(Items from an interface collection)
_ _ _

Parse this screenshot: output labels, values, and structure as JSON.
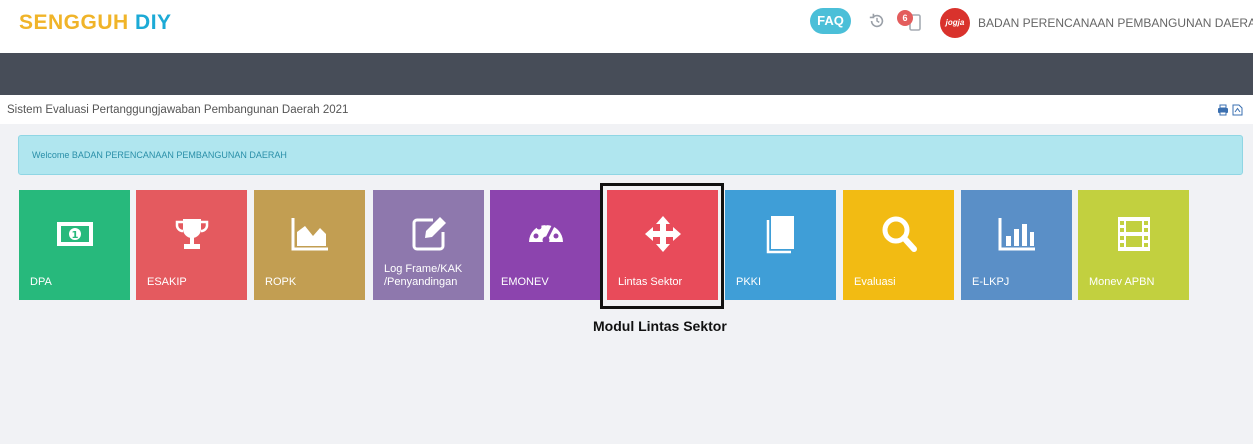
{
  "header": {
    "brand_primary": "SENGGUH",
    "brand_secondary": "DIY",
    "faq_label": "FAQ",
    "notification_count": "6",
    "avatar_text": "jogja",
    "org_name": "BADAN PERENCANAAN PEMBANGUNAN DAERAH"
  },
  "subheader": {
    "title": "Sistem Evaluasi Pertanggungjawaban Pembangunan Daerah 2021"
  },
  "welcome": {
    "message": "Welcome BADAN PERENCANAAN PEMBANGUNAN DAERAH"
  },
  "tiles": [
    {
      "label": "DPA",
      "color": "#27b97c",
      "icon": "money-icon"
    },
    {
      "label": "ESAKIP",
      "color": "#e45a5f",
      "icon": "trophy-icon"
    },
    {
      "label": "ROPK",
      "color": "#c29e52",
      "icon": "area-chart-icon"
    },
    {
      "label": "Log Frame/KAK\n/Penyandingan",
      "color": "#8e78ad",
      "icon": "edit-icon"
    },
    {
      "label": "EMONEV",
      "color": "#8c44ae",
      "icon": "dashboard-icon"
    },
    {
      "label": "Lintas Sektor",
      "color": "#e84b5a",
      "icon": "arrows-move-icon"
    },
    {
      "label": "PKKI",
      "color": "#3f9ed7",
      "icon": "book-icon"
    },
    {
      "label": "Evaluasi",
      "color": "#f2bb13",
      "icon": "search-icon"
    },
    {
      "label": "E-LKPJ",
      "color": "#5a8fc7",
      "icon": "bar-chart-icon"
    },
    {
      "label": "Monev APBN",
      "color": "#c2d03f",
      "icon": "film-icon"
    }
  ],
  "annotation": {
    "caption": "Modul Lintas Sektor"
  }
}
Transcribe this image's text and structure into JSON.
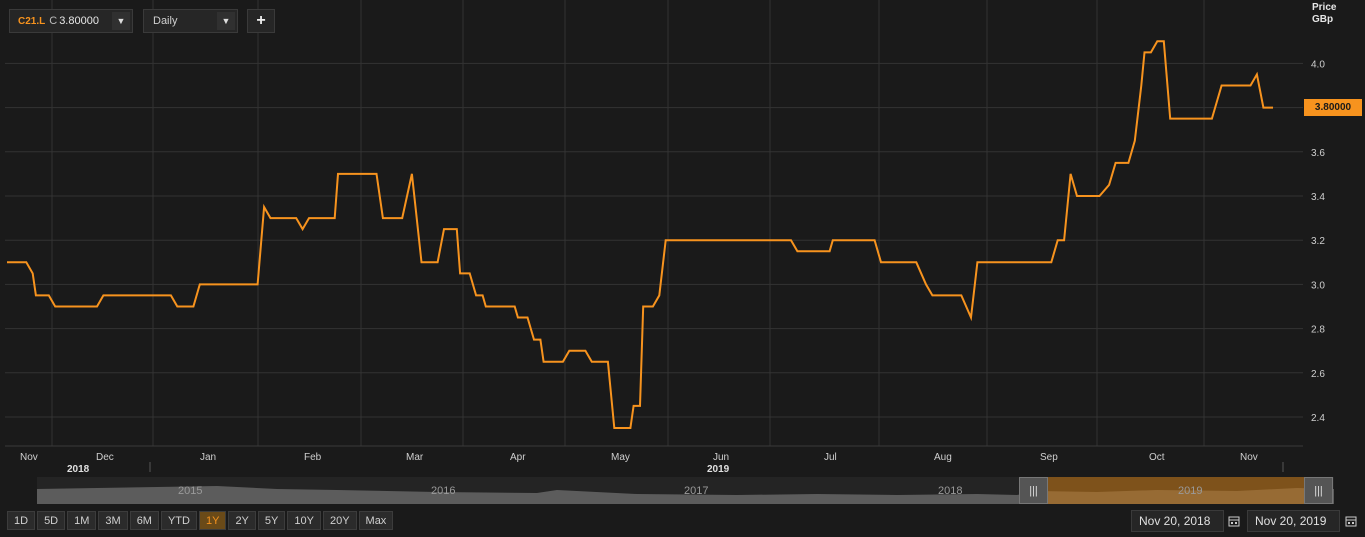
{
  "toolbar": {
    "ric": "C21.L",
    "close_prefix": "C",
    "close_value": "3.80000",
    "interval": "Daily",
    "add_label": "+"
  },
  "axis": {
    "title_line1": "Price",
    "title_line2": "GBp"
  },
  "last_price_badge": "3.80000",
  "colors": {
    "series": "#f7931e",
    "background": "#1a1a1a",
    "grid": "#333333"
  },
  "chart_data": {
    "type": "line",
    "title": "",
    "xlabel": "",
    "ylabel": "Price GBp",
    "ylim": [
      2.3,
      4.2
    ],
    "y_ticks": [
      "2.4",
      "2.6",
      "2.8",
      "3.0",
      "3.2",
      "3.4",
      "3.6",
      "3.8",
      "4.0"
    ],
    "x_ticks": [
      "Nov",
      "Dec",
      "Jan",
      "Feb",
      "Mar",
      "Apr",
      "May",
      "Jun",
      "Jul",
      "Aug",
      "Sep",
      "Oct",
      "Nov"
    ],
    "year_labels": [
      "2018",
      "2019"
    ],
    "grid": true,
    "series": [
      {
        "points": [
          [
            "2018-11-20",
            3.1
          ],
          [
            "2018-11-26",
            3.1
          ],
          [
            "2018-11-28",
            3.05
          ],
          [
            "2018-11-29",
            2.95
          ],
          [
            "2018-12-03",
            2.95
          ],
          [
            "2018-12-05",
            2.9
          ],
          [
            "2018-12-18",
            2.9
          ],
          [
            "2018-12-20",
            2.95
          ],
          [
            "2019-01-10",
            2.95
          ],
          [
            "2019-01-12",
            2.9
          ],
          [
            "2019-01-17",
            2.9
          ],
          [
            "2019-01-19",
            3.0
          ],
          [
            "2019-02-06",
            3.0
          ],
          [
            "2019-02-08",
            3.35
          ],
          [
            "2019-02-10",
            3.3
          ],
          [
            "2019-02-18",
            3.3
          ],
          [
            "2019-02-20",
            3.25
          ],
          [
            "2019-02-22",
            3.3
          ],
          [
            "2019-03-02",
            3.3
          ],
          [
            "2019-03-03",
            3.5
          ],
          [
            "2019-03-15",
            3.5
          ],
          [
            "2019-03-17",
            3.3
          ],
          [
            "2019-03-23",
            3.3
          ],
          [
            "2019-03-26",
            3.5
          ],
          [
            "2019-03-29",
            3.1
          ],
          [
            "2019-04-03",
            3.1
          ],
          [
            "2019-04-05",
            3.25
          ],
          [
            "2019-04-09",
            3.25
          ],
          [
            "2019-04-10",
            3.05
          ],
          [
            "2019-04-13",
            3.05
          ],
          [
            "2019-04-15",
            2.95
          ],
          [
            "2019-04-17",
            2.95
          ],
          [
            "2019-04-18",
            2.9
          ],
          [
            "2019-04-27",
            2.9
          ],
          [
            "2019-04-28",
            2.85
          ],
          [
            "2019-05-01",
            2.85
          ],
          [
            "2019-05-03",
            2.75
          ],
          [
            "2019-05-05",
            2.75
          ],
          [
            "2019-05-06",
            2.65
          ],
          [
            "2019-05-12",
            2.65
          ],
          [
            "2019-05-14",
            2.7
          ],
          [
            "2019-05-19",
            2.7
          ],
          [
            "2019-05-21",
            2.65
          ],
          [
            "2019-05-26",
            2.65
          ],
          [
            "2019-05-28",
            2.35
          ],
          [
            "2019-06-02",
            2.35
          ],
          [
            "2019-06-03",
            2.45
          ],
          [
            "2019-06-05",
            2.45
          ],
          [
            "2019-06-06",
            2.9
          ],
          [
            "2019-06-09",
            2.9
          ],
          [
            "2019-06-11",
            2.95
          ],
          [
            "2019-06-13",
            3.2
          ],
          [
            "2019-07-22",
            3.2
          ],
          [
            "2019-07-24",
            3.15
          ],
          [
            "2019-08-03",
            3.15
          ],
          [
            "2019-08-04",
            3.2
          ],
          [
            "2019-08-17",
            3.2
          ],
          [
            "2019-08-19",
            3.1
          ],
          [
            "2019-08-30",
            3.1
          ],
          [
            "2019-09-02",
            3.0
          ],
          [
            "2019-09-04",
            2.95
          ],
          [
            "2019-09-13",
            2.95
          ],
          [
            "2019-09-16",
            2.85
          ],
          [
            "2019-09-18",
            3.1
          ],
          [
            "2019-10-11",
            3.1
          ],
          [
            "2019-10-13",
            3.2
          ],
          [
            "2019-10-15",
            3.2
          ],
          [
            "2019-10-17",
            3.5
          ],
          [
            "2019-10-19",
            3.4
          ],
          [
            "2019-10-26",
            3.4
          ],
          [
            "2019-10-29",
            3.45
          ],
          [
            "2019-10-31",
            3.55
          ],
          [
            "2019-11-04",
            3.55
          ],
          [
            "2019-11-06",
            3.65
          ],
          [
            "2019-11-08",
            3.9
          ],
          [
            "2019-11-09",
            4.05
          ],
          [
            "2019-11-11",
            4.05
          ],
          [
            "2019-11-13",
            4.1
          ],
          [
            "2019-11-15",
            4.1
          ],
          [
            "2019-11-17",
            3.75
          ],
          [
            "2019-11-30",
            3.75
          ],
          [
            "2019-12-03",
            3.9
          ],
          [
            "2019-12-12",
            3.9
          ],
          [
            "2019-12-14",
            3.95
          ],
          [
            "2019-12-16",
            3.8
          ],
          [
            "2019-12-19",
            3.8
          ]
        ]
      }
    ]
  },
  "navigator": {
    "years": [
      "2015",
      "2016",
      "2017",
      "2018",
      "2019"
    ],
    "handle_left": "|||",
    "handle_right": "|||"
  },
  "range_buttons": [
    "1D",
    "5D",
    "1M",
    "3M",
    "6M",
    "YTD",
    "1Y",
    "2Y",
    "5Y",
    "10Y",
    "20Y",
    "Max"
  ],
  "active_range": "1Y",
  "date_from": "Nov 20, 2018",
  "date_to": "Nov 20, 2019"
}
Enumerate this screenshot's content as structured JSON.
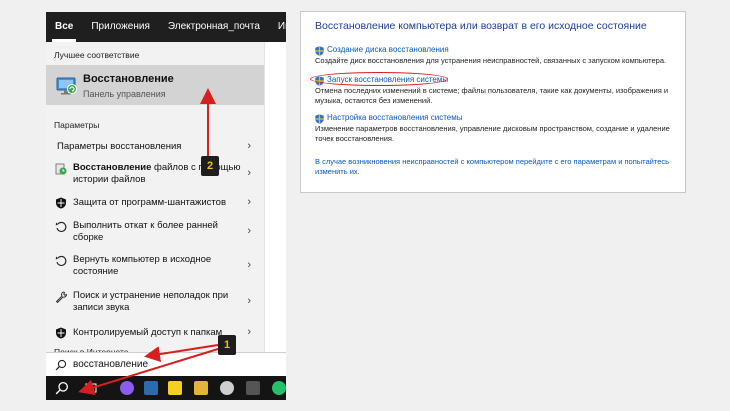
{
  "tabs": [
    {
      "label": "Все",
      "active": true
    },
    {
      "label": "Приложения",
      "active": false
    },
    {
      "label": "Электронная_почта",
      "active": false
    },
    {
      "label": "Интернет",
      "active": false
    }
  ],
  "best_match": {
    "section_title": "Лучшее соответствие",
    "title": "Восстановление",
    "subtitle": "Панель управления",
    "icon": "recovery-monitor-icon"
  },
  "settings": {
    "section_title": "Параметры",
    "items": [
      {
        "bold": "",
        "text": "Параметры восстановления",
        "icon": "none"
      },
      {
        "bold": "Восстановление",
        "text": " файлов с помощью истории файлов",
        "icon": "file-history-icon"
      },
      {
        "bold": "",
        "text": "Защита от программ-шантажистов",
        "icon": "shield-icon"
      },
      {
        "bold": "",
        "text": "Выполнить откат к более ранней сборке",
        "icon": "restore-icon"
      },
      {
        "bold": "",
        "text": "Вернуть компьютер в исходное состояние",
        "icon": "restore-icon"
      },
      {
        "bold": "",
        "text": "Поиск и устранение неполадок при записи звука",
        "icon": "wrench-icon"
      },
      {
        "bold": "",
        "text": "Контролируемый доступ к папкам",
        "icon": "shield-icon"
      }
    ]
  },
  "web": {
    "section_title": "Поиск в Интернете"
  },
  "search": {
    "value": "восстановление"
  },
  "panel": {
    "title": "Восстановление компьютера или возврат в его исходное состояние",
    "entries": [
      {
        "link": "Создание диска восстановления",
        "desc": "Создайте диск восстановления для устранения неисправностей, связанных с запуском компьютера."
      },
      {
        "link": "Запуск восстановления системы",
        "desc": "Отмена последних изменений в системе; файлы пользователя, такие как документы, изображения и музыка, остаются без изменений."
      },
      {
        "link": "Настройка восстановления системы",
        "desc": "Изменение параметров восстановления, управление дисковым пространством, создание и удаление точек восстановления."
      }
    ],
    "footer": "В случае возникновения неисправностей с компьютером перейдите с его параметрам и попытайтесь изменить их."
  },
  "badges": {
    "one": "1",
    "two": "2"
  },
  "colors": {
    "accent_red": "#d62020",
    "link_blue": "#0a58c0",
    "title_blue": "#1e3c96",
    "badge_yellow": "#f2c400"
  }
}
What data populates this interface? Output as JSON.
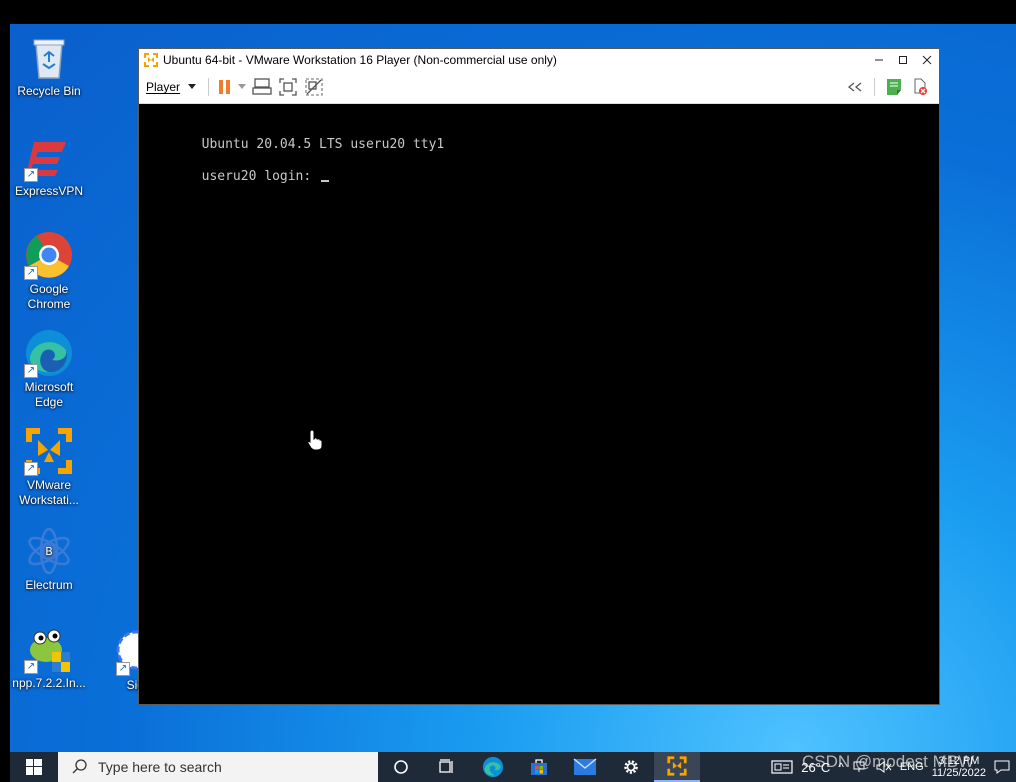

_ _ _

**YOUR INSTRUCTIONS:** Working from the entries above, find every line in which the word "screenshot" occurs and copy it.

**REPLY TO THE TASK:**
Parse this screenshot: output labels, values, and structure as JSON.
Enumerate this screenshot's content as structured JSON.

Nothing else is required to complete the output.